I have four instruments, where I’ve written parts in closed voicing. Now I want to convert it to drop 2.
Select the second line, cut it
Select the third and fourth lines, and move to staff above
Paste into the now-empty fourth line, and move it down an octave
I found the “paste special->swap” function. I’m wondering if there’s a similar function to “rotate” selected notes, so the top-most line gets moved to the bottom line. Basically, automating everything except for the octave shift.
On a regular basis issues pop up on this forum that are often easily accomplished using the competition. In the fullness of time I’m sure Dorico will provide native solutions for most of these cases, but in the meantime, if at all possible, use the competition for what it’s worth, and rely on Dorico’s already EXCELLENT MusicXML import functionality to get the results back into Dorico. (In the present case I’d check out Mr. Jari Williamson’s Staff Polyphony plugin…)
Incidentally, my method for doing this within Dorico is to write my chords on one stave (using a MIDI keyboard, though the Shift+I popover is useful too), then fix the voicing with the help of the note Filters. Then when the voicing’s correct (and articulation is in place etc.) I use the Paste Special > Explode function.
I can’t think of any method within Sibelius that’s quicker than that, and though I own the most recent version of Finale I’m way too slow with every other aspect of Finale to pursue the JW plugins.
I get what you’re saying… clearly there will be a threshold of difficulty to consider when choosing applications. In this case, doing the steps I showed in my first post is a lot easier than switching to another program, retyping everything, running a script, exporting to MusicXML, importing to Dorico, etc
I really like Dorico for writing. It still does the job better than the competition, in my experience.
That works well for homorhythmic parts, and where I don’t care to navigate the individual lines. And when I use multiple voices, I’m unable to navigate across a single voice smoothly (it often jumps from one voice to another – I think this is well-documented and will be addressed in the future).
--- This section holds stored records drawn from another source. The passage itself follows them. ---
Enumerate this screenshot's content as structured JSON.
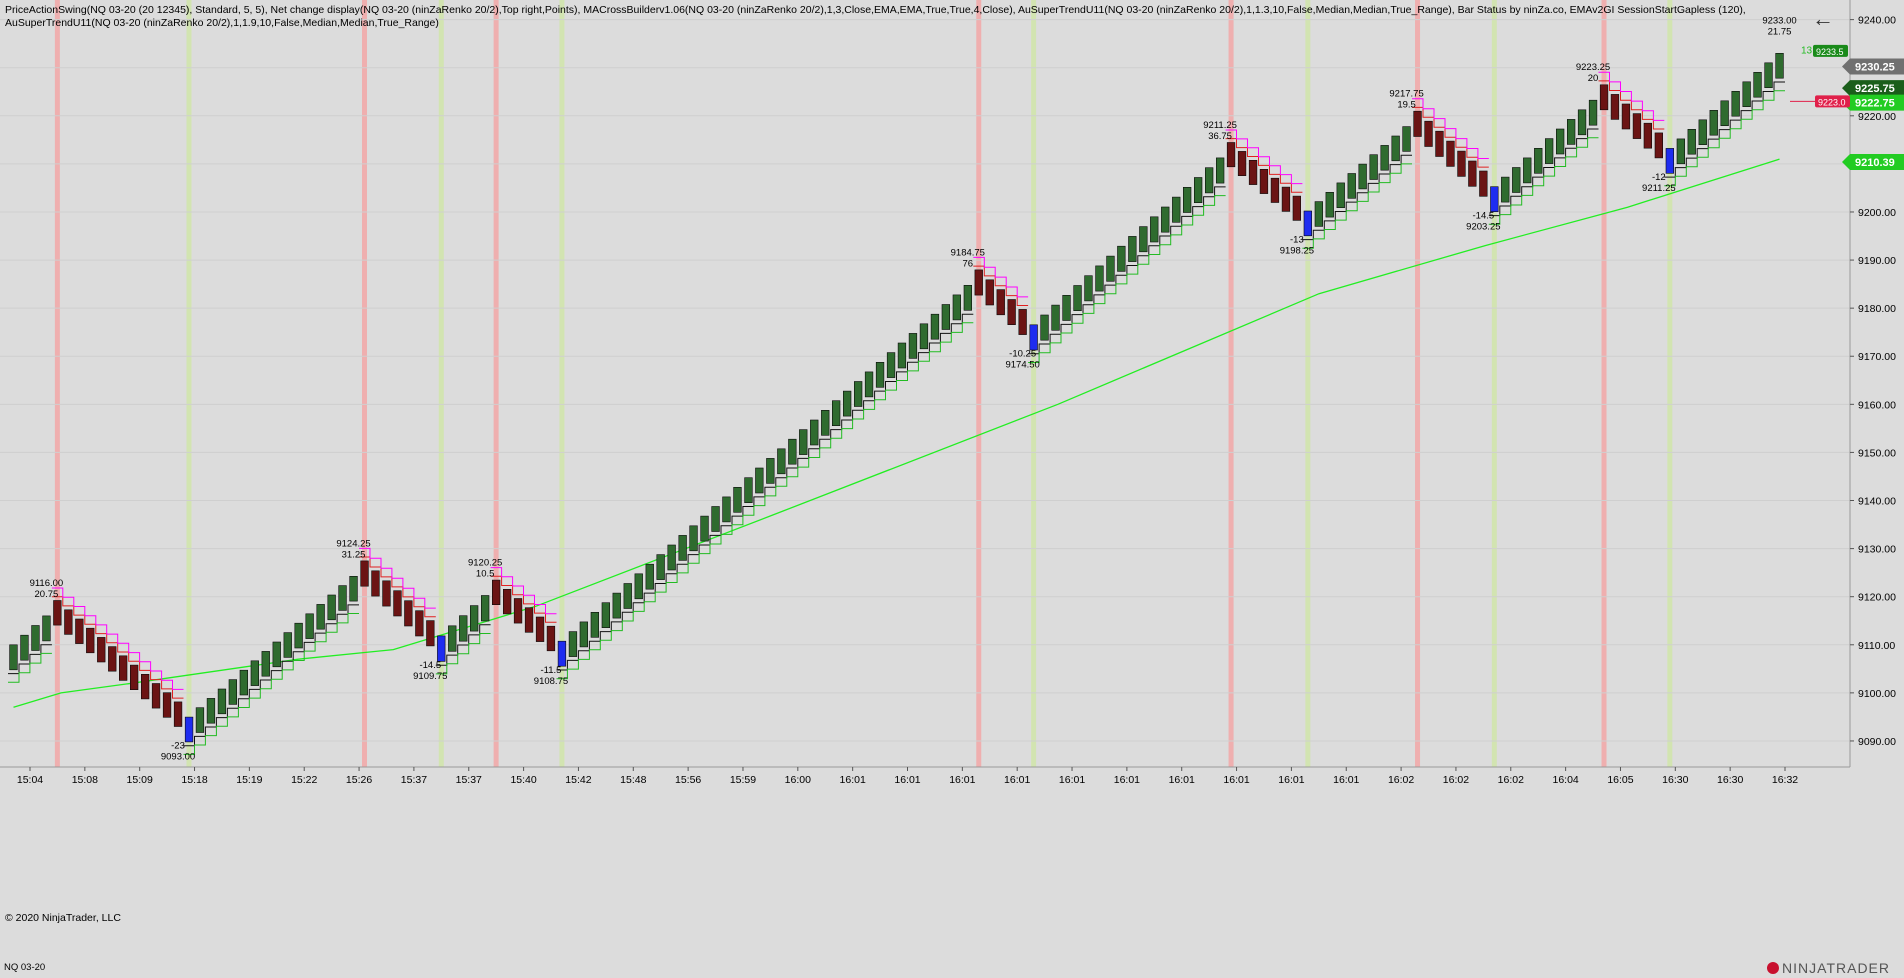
{
  "header": {
    "line1": "PriceActionSwing(NQ 03-20 (20 12345), Standard, 5, 5), Net change display(NQ 03-20 (ninZaRenko 20/2),Top right,Points), MACrossBuilderv1.06(NQ 03-20 (ninZaRenko 20/2),1,3,Close,EMA,EMA,True,True,4,Close), AuSuperTrendU11(NQ 03-20 (ninZaRenko 20/2),1,1.3,10,False,Median,Median,True_Range), Bar Status by ninZa.co, EMAv2GI SessionStartGapless (120),",
    "line2": "AuSuperTrendU11(NQ 03-20 (ninZaRenko 20/2),1,1.9,10,False,Median,Median,True_Range)"
  },
  "copyright": "© 2020 NinjaTrader, LLC",
  "instrument": "NQ 03-20",
  "brand": "NINJATRADER",
  "colors": {
    "background": "#dcdcdc",
    "up_bar": "#2f6b2f",
    "down_bar": "#6b1414",
    "ema": "#22ee22",
    "trend1": "#111111",
    "trend2": "#22bb22",
    "upper_magenta": "#ff00ff",
    "upper_red": "#e02020",
    "stripe_red": "#f4a4a4",
    "stripe_green": "#cfe6a6"
  },
  "chart_data": {
    "type": "bar",
    "subtype": "renko",
    "ylim": [
      9085,
      9242
    ],
    "y_ticks": [
      "9240.00",
      "9230.00",
      "9220.00",
      "9210.00",
      "9200.00",
      "9190.00",
      "9180.00",
      "9170.00",
      "9160.00",
      "9150.00",
      "9140.00",
      "9130.00",
      "9120.00",
      "9110.00",
      "9100.00",
      "9090.00"
    ],
    "x_tick_labels": [
      "15:04",
      "15:08",
      "15:09",
      "15:18",
      "15:19",
      "15:22",
      "15:26",
      "15:37",
      "15:37",
      "15:40",
      "15:42",
      "15:48",
      "15:56",
      "15:59",
      "16:00",
      "16:01",
      "16:01",
      "16:01",
      "16:01",
      "16:01",
      "16:01",
      "16:01",
      "16:01",
      "16:01",
      "16:01",
      "16:02",
      "16:02",
      "16:02",
      "16:04",
      "16:05",
      "16:30",
      "16:30",
      "16:32"
    ],
    "renko_brick_size": 2,
    "segments": [
      {
        "dir": "up",
        "from": 9108,
        "to": 9116
      },
      {
        "dir": "down",
        "from": 9116,
        "to": 9093
      },
      {
        "dir": "up",
        "from": 9093,
        "to": 9124.25
      },
      {
        "dir": "down",
        "from": 9124.25,
        "to": 9109.75
      },
      {
        "dir": "up",
        "from": 9109.75,
        "to": 9120.25
      },
      {
        "dir": "down",
        "from": 9120.25,
        "to": 9108.75
      },
      {
        "dir": "up",
        "from": 9108.75,
        "to": 9184.75
      },
      {
        "dir": "down",
        "from": 9184.75,
        "to": 9174.5
      },
      {
        "dir": "up",
        "from": 9174.5,
        "to": 9211.25
      },
      {
        "dir": "down",
        "from": 9211.25,
        "to": 9198.25
      },
      {
        "dir": "up",
        "from": 9198.25,
        "to": 9217.75
      },
      {
        "dir": "down",
        "from": 9217.75,
        "to": 9203.25
      },
      {
        "dir": "up",
        "from": 9203.25,
        "to": 9223.25
      },
      {
        "dir": "down",
        "from": 9223.25,
        "to": 9211.25
      },
      {
        "dir": "up",
        "from": 9211.25,
        "to": 9233
      }
    ],
    "swing_labels": [
      {
        "type": "high",
        "price": "9116.00",
        "change": "20.75"
      },
      {
        "type": "low",
        "price": "9093.00",
        "change": "-23"
      },
      {
        "type": "high",
        "price": "9124.25",
        "change": "31.25"
      },
      {
        "type": "low",
        "price": "9109.75",
        "change": "-14.5"
      },
      {
        "type": "high",
        "price": "9120.25",
        "change": "10.5"
      },
      {
        "type": "low",
        "price": "9108.75",
        "change": "-11.5"
      },
      {
        "type": "high",
        "price": "9184.75",
        "change": "76"
      },
      {
        "type": "low",
        "price": "9174.50",
        "change": "-10.25"
      },
      {
        "type": "high",
        "price": "9211.25",
        "change": "36.75"
      },
      {
        "type": "low",
        "price": "9198.25",
        "change": "-13"
      },
      {
        "type": "high",
        "price": "9217.75",
        "change": "19.5"
      },
      {
        "type": "low",
        "price": "9203.25",
        "change": "-14.5"
      },
      {
        "type": "high",
        "price": "9223.25",
        "change": "20"
      },
      {
        "type": "low",
        "price": "9211.25",
        "change": "-12"
      },
      {
        "type": "high",
        "price": "9233.00",
        "change": "21.75"
      }
    ],
    "ema_points": [
      {
        "i": 0,
        "y": 9097
      },
      {
        "i": 10,
        "y": 9100
      },
      {
        "i": 25,
        "y": 9102
      },
      {
        "i": 60,
        "y": 9107
      },
      {
        "i": 80,
        "y": 9109
      },
      {
        "i": 110,
        "y": 9118
      },
      {
        "i": 160,
        "y": 9137
      },
      {
        "i": 220,
        "y": 9160
      },
      {
        "i": 275,
        "y": 9183
      },
      {
        "i": 310,
        "y": 9193
      },
      {
        "i": 340,
        "y": 9201
      },
      {
        "i": 372,
        "y": 9211
      }
    ],
    "price_markers": [
      {
        "label": "9230.25",
        "value": 9230.25,
        "color": "#707070"
      },
      {
        "label": "9225.75",
        "value": 9225.75,
        "color": "#1a5e1a"
      },
      {
        "label": "9222.75",
        "value": 9222.75,
        "color": "#22cc22"
      },
      {
        "label": "9210.39",
        "value": 9210.39,
        "color": "#22cc22"
      }
    ],
    "side_markers": [
      {
        "label": "13",
        "value": 9233.75,
        "color": "#22bb22"
      },
      {
        "label": "9233.5",
        "value": 9233.5,
        "color": "#1a8a1a"
      },
      {
        "label": "9223.0",
        "value": 9223,
        "color": "#e0204a"
      }
    ]
  }
}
I did experiment quite a bit with reducing and re-exploding, which turned out to be more trouble than it’s worth if there are multiple rhythms.
Anyway, thanks for weighing in. For now, my cut-and-paste deal does the trick.